After the first Level 1 exams were delivered in 2000, followed by Level 2 in 2001, LPI started gaining international acceptance and community support. Like-minded groups quickly helped create local presences around the world, first in Japan then in Germany and Brazil.

Realizing that testing centers were not available in all parts of the world, and wanting to make LPI certifications as accessible as possible, the  LPI team also developed a mechanism for delivering the exams on paper in a proctored setting.  In October of 2002, Jon “maddog” Hall cooperated with 4Linux, an early supporter of LPI in Brazil, to deliver 101 paper exams in Sao Paulo while on a trip to Latin America.

In November 2003, LPI hosted more than 500 people at its exam lab at LinuxWorld Hong Kong, the largest of many such events. LPI has since certified people in more than 190 countries and territories and delivered exams in nine languages. Later in 2003, LPI participated in the first-ever United Nations World Summit on the Information Society with a delegation of 23 people, promoting open source and distributing thousands of Linux CDs to diplomats and NGOs. A partnership with L’Agence Universitaire de la Francophonie (AUF) brought low-cost open source certification to some of the world’s least developed economies. More recently we have launched new employment programs, are participating in Software Freedom Day worldwide, continue to participate in open source conferences everywhere, and have supported our partners in local advocacy efforts.

Level 3 followed in 2007. LPI launched the introductory Linux Essentials program in 2012 and DevOps certification in 2017. We began work with the BSD Certification Group in 2017, leading to the 2019 launch of the BSD Specialist program.

Over time, the LPI network of partners has expanded in both numbers and geographic reach, now numbering more than 700 partners in more than 190 countries and territories. In 2015 Network Development Group (NDG) released the first in a series of courses bringing LPI-focused education to the thousands of institutions and millions of students in the Cisco Networking Academy.

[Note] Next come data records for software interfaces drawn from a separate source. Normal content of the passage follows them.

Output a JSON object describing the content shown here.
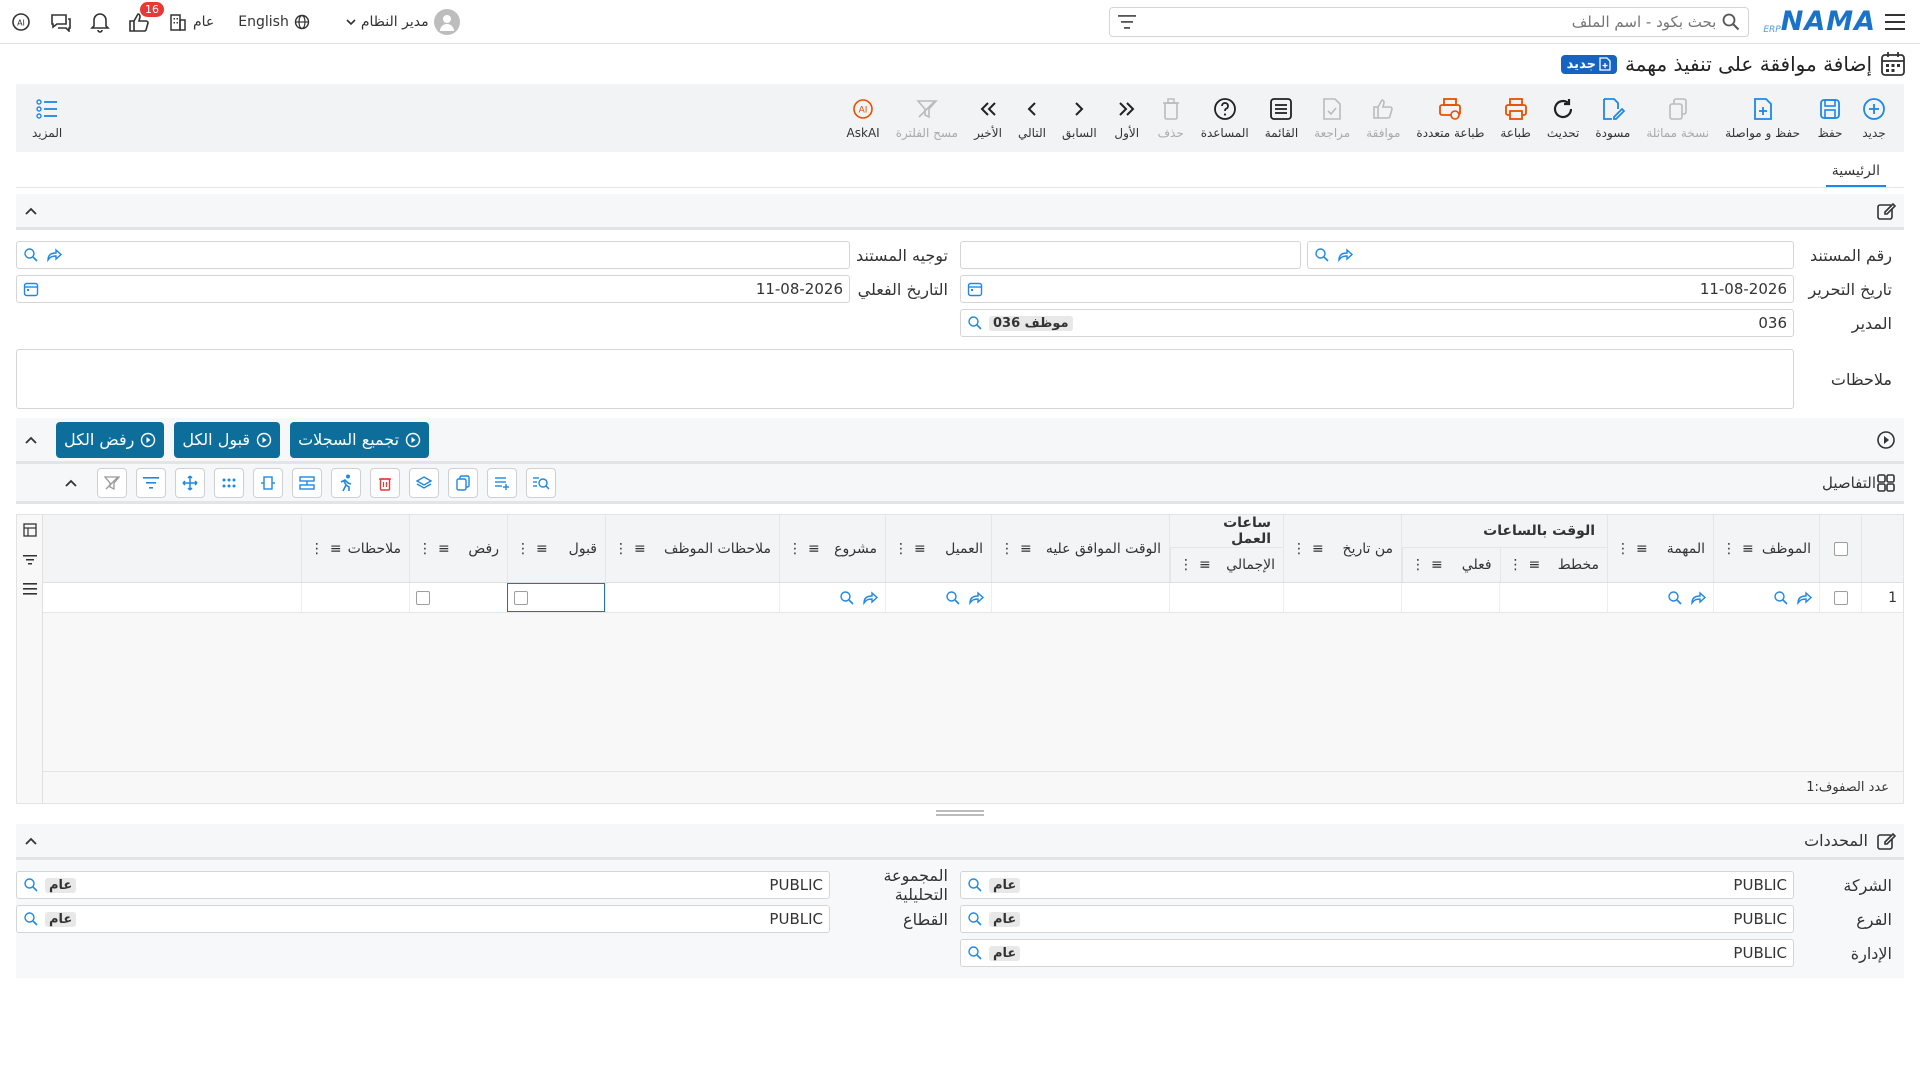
{
  "header": {
    "logo_text": "NAMA",
    "logo_sub": "ERP",
    "search_placeholder": "بحث بكود - اسم الملف",
    "language": "English",
    "branch": "عام",
    "notification_count": "16",
    "user": "مدير النظام"
  },
  "page": {
    "title": "إضافة موافقة على تنفيذ مهمة",
    "status_badge": "جديد"
  },
  "toolbar": {
    "buttons": [
      {
        "label": "جديد",
        "icon": "plus-circle-icon"
      },
      {
        "label": "حفظ",
        "icon": "save-icon"
      },
      {
        "label": "حفظ و مواصلة",
        "icon": "file-plus-icon"
      },
      {
        "label": "نسخة مماثلة",
        "icon": "copy-icon"
      },
      {
        "label": "مسودة",
        "icon": "draft-icon"
      },
      {
        "label": "تحديث",
        "icon": "refresh-icon"
      },
      {
        "label": "طباعة",
        "icon": "print-icon"
      },
      {
        "label": "طباعة متعددة",
        "icon": "multi-print-icon"
      },
      {
        "label": "موافقة",
        "icon": "thumbs-up-icon"
      },
      {
        "label": "مراجعة",
        "icon": "review-icon"
      },
      {
        "label": "القائمة",
        "icon": "list-icon"
      },
      {
        "label": "المساعدة",
        "icon": "help-icon"
      },
      {
        "label": "حذف",
        "icon": "trash-icon"
      },
      {
        "label": "الأول",
        "icon": "first-icon"
      },
      {
        "label": "السابق",
        "icon": "prev-icon"
      },
      {
        "label": "التالي",
        "icon": "next-icon"
      },
      {
        "label": "الأخير",
        "icon": "last-icon"
      },
      {
        "label": "مسح الفلترة",
        "icon": "clear-filter-icon"
      },
      {
        "label": "AskAI",
        "icon": "ai-icon"
      }
    ],
    "more_label": "المزيد"
  },
  "tabs": {
    "main": "الرئيسية"
  },
  "form": {
    "doc_number_label": "رقم المستند",
    "doc_direction_label": "توجيه المستند",
    "edit_date_label": "تاريخ التحرير",
    "edit_date_value": "11-08-2026",
    "actual_date_label": "التاريخ الفعلي",
    "actual_date_value": "11-08-2026",
    "manager_label": "المدير",
    "manager_code": "036",
    "manager_name": "موظف 036",
    "notes_label": "ملاحظات"
  },
  "actions": {
    "collect": "تجميع السجلات",
    "accept_all": "قبول الكل",
    "reject_all": "رفض الكل"
  },
  "details": {
    "title": "التفاصيل",
    "group_time": "الوقت بالساعات",
    "group_work": "ساعات العمل",
    "columns": {
      "employee": "الموظف",
      "task": "المهمة",
      "planned": "مخطط",
      "actual": "فعلي",
      "from_date": "من تاريخ",
      "total": "الإجمالي",
      "approved_time": "الوقت الموافق عليه",
      "client": "العميل",
      "project": "مشروع",
      "employee_notes": "ملاحظات الموظف",
      "accept": "قبول",
      "reject": "رفض",
      "notes": "ملاحظات"
    },
    "rows": [
      {
        "num": "1"
      }
    ],
    "row_count_label": "عدد الصفوف:",
    "row_count": "1"
  },
  "dimensions": {
    "title": "المحددات",
    "company_label": "الشركة",
    "company_value": "PUBLIC",
    "company_tag": "عام",
    "branch_label": "الفرع",
    "branch_value": "PUBLIC",
    "branch_tag": "عام",
    "dept_label": "الإدارة",
    "dept_value": "PUBLIC",
    "dept_tag": "عام",
    "analytic_label": "المجموعة التحليلية",
    "analytic_value": "PUBLIC",
    "analytic_tag": "عام",
    "sector_label": "القطاع",
    "sector_value": "PUBLIC",
    "sector_tag": "عام"
  },
  "colors": {
    "accent": "#1e88e5",
    "action": "#0d6e9c",
    "print": "#e65100"
  }
}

For its 20th anniversary in 2019, the LPI Board introduced membership, as part of a substantial change in the organization’s governance and direction. This change would enable LPI-certified individuals to become Members of LPI, elect its Board, and help shape its direction. Our first-ever Board election was held at its Annual General Meeting in June 2021. As part of governance changes, LPI also introduced a Code of Ethics and committed to promoting professional conduct and personal development within its community of certified open source practitioners.

In 2019, LPI introduced, a portal for learning materials that offered the first in a series of free study guides aimed to assist students and trainers alike.

As it passes through the COVID years, now offering at-home certification exams, LPI’s history continues to be written. New partnerships, certification programs, languages, accessibility initiatives, and free training materials are in the works.

LPI wants to thank everyone who has helped it grow from a couple of mailing lists into the world’s largest open source skills certification program. Special recognition is due to the companies Linuxcare and Starnix, for keeping Dan and Evan respectively on their payrolls while they worked on LPI during its early formation.